EPA releases new advisories for PFAS levels in drinking water

Essentially no safe levels of toxic ‘forever chemicals’ found in many US water systems.

The United States Environmental Protection Agency (EPA) recently released new health advisories for toxic chemicals known as per- and polyfluoroalkyl substances (PFAS).1 Also called ‘forever chemicals,’ PFAS are resistant to disintegration and present in the blood of humans and animals, and found in water, air, fish, and soil across the globe.2

The new advisories cut the safe level of the chemical Perfluorooctanoic acid (PFOA) more than 17,000 times what the EPA previously deemed acceptable for public health, to now just 4 parts per quadrillion. They also reduced safe levels of perfluorooctyl sulfonate (PFOS)—another PFAS chemical—by a factor of 3,500.3

The advisories essentially declare any detectable amounts of PFOA and PFOS unsafe for consumption. PFAS exposure—even in miniscule amounts—has been linked to serious and lifelong consequences. They cross the placenta the same way vitamins and minerals do and can impact thyroid hormone levels and hinder in-utero growth and brain development.4 Prenatal and after-delivery exposure may also lead to low birth weight, childhood obesity, and heightened risk of infection later in life. Based on current understanding, the benefits of breastfeeding appear to outweigh the risks for infants exposed to PFAS in breast milk.2

The Environmental Working Group (EWG)—an American nonprofit group dedicated to advocacy and research on agricultural subsidies, toxic chemicals, drinking water pollutants, and corporate accountability—have tracked PFOA, PFOS, and other PFAS chemicals in drinking water. They are not yet officially regulated, so water systems are not required to test for them.

Senior vice president with EWG, Scott Faber, said that at least 1,943 public water suppliers across the country have been found to contain some amount of PFOS and PFOA.4

“This will set off alarm bells for consumers, for regulators, and for manufacturers, who thought the previous [advisories] were safe,” Faber said. “I can't find the words to explain what kind of a moment this is…The number of people drinking what are, according to these new numbers, unsafe levels of PFAS, is going to grow astronomically.”

The EPA plans to release a formal drinking water regulation for PFOS, PFOA, and potentially other chemicals, in the fall of 2022. It is also inviting states and territories to apply for $1 billion—the first of $5 billion in Bipartisan Infrastructure Law grant funding—to address PFAS and other drinking water contaminants, primarily in small or disadvantaged communities.3

References
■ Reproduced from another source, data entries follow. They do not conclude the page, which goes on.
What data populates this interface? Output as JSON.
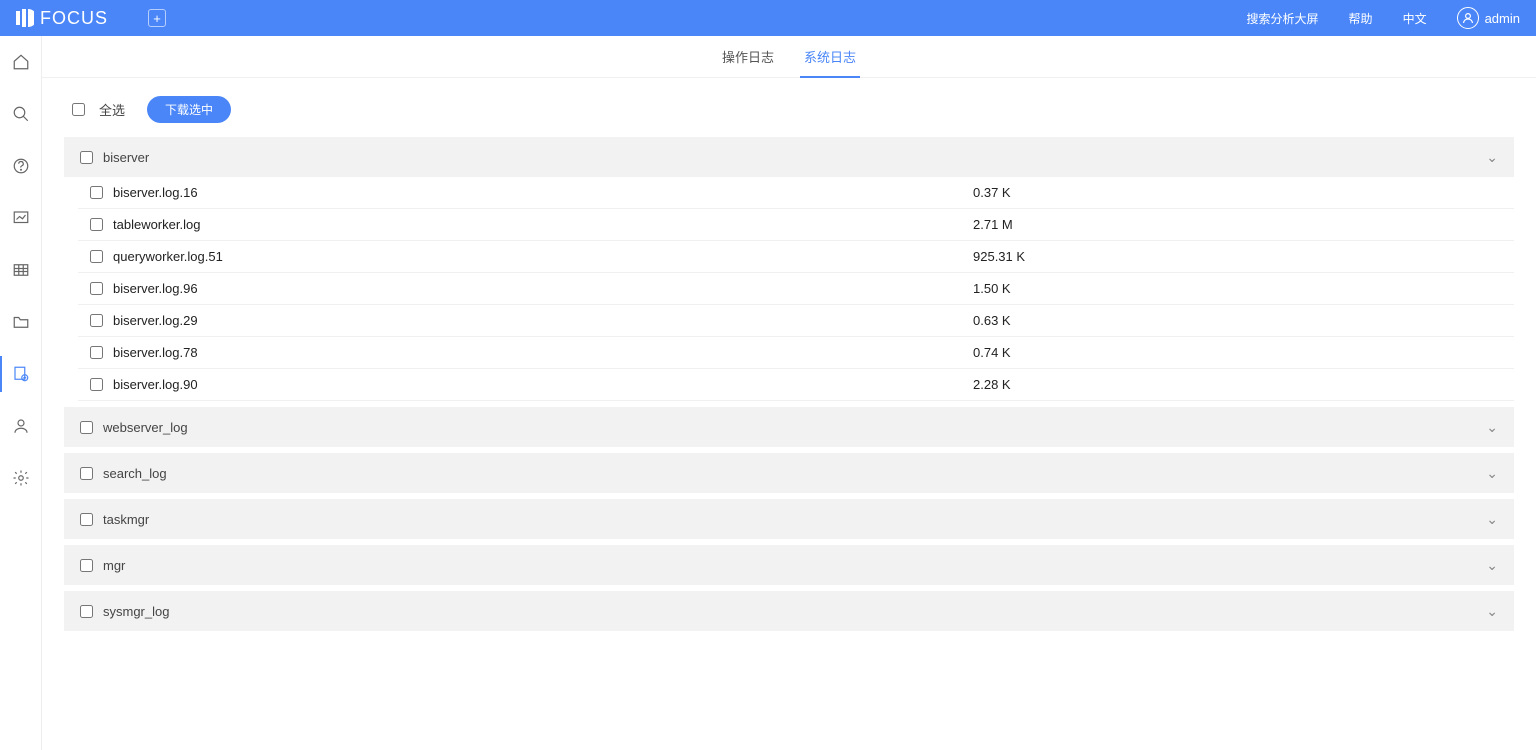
{
  "brand": "FOCUS",
  "header": {
    "links": [
      "搜索分析大屏",
      "帮助",
      "中文"
    ],
    "user": "admin"
  },
  "tabs": {
    "op_log": "操作日志",
    "sys_log": "系统日志"
  },
  "toolbar": {
    "select_all": "全选",
    "download": "下载选中"
  },
  "groups": [
    {
      "name": "biserver",
      "expanded": true,
      "files": [
        {
          "name": "biserver.log.16",
          "size": "0.37 K"
        },
        {
          "name": "tableworker.log",
          "size": "2.71 M"
        },
        {
          "name": "queryworker.log.51",
          "size": "925.31 K"
        },
        {
          "name": "biserver.log.96",
          "size": "1.50 K"
        },
        {
          "name": "biserver.log.29",
          "size": "0.63 K"
        },
        {
          "name": "biserver.log.78",
          "size": "0.74 K"
        },
        {
          "name": "biserver.log.90",
          "size": "2.28 K"
        }
      ]
    },
    {
      "name": "webserver_log",
      "expanded": false,
      "files": []
    },
    {
      "name": "search_log",
      "expanded": false,
      "files": []
    },
    {
      "name": "taskmgr",
      "expanded": false,
      "files": []
    },
    {
      "name": "mgr",
      "expanded": false,
      "files": []
    },
    {
      "name": "sysmgr_log",
      "expanded": false,
      "files": []
    }
  ]
}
1. EPA Announces New Drinking Water Health Advisories for PFAS Chemicals, $1 Billion in Bipartisan Infrastructure Law Funding to Strengthen Health Protections | US EPA. US EPA. Published June 15, 2022. Accessed June 23, 2022. https://www.epa.gov/newsreleases/epa-announces-new-drinking-water-health-advisories-pfas-chemicals-1-billion-bipartisan

2. PFAS Explained | US EPA. US EPA. Published March 30, 2016. Accessed June 23, 2022. https://www.epa.gov/pfas/pfas-explained

3. Per- and Polyfluoroalkyl Substances (PFAS) | US EPA. US EPA. Published March 30, 2016. Accessed June 23, 2022. https://www.epa.gov/pfas

4. Parkersburg, West Virginia. The PFAS Project Lab. Published April 21, 2017. Accessed June 23, 2022. https://pfasproject.com/parkersburg-west-virginia/

5. Our Current Understanding of the Human Health and Environmental Risks of PFAS | US EPA. US EPA. Published October 14, 2021. Accessed June 23, 2022. https://www.epa.gov/pfas/our-current-understanding-human-health-and-environmental-risks-pfas

6. PFAS Strategic Roadmap: EPA’s Commitments to Action 2021-2024 | US EPA. US EPA. Published October 14, 2021. Accessed June 23, 2022. https://www.epa.gov/pfas/pfas-strategic-roadmap-epas-commitments-action-2021-2024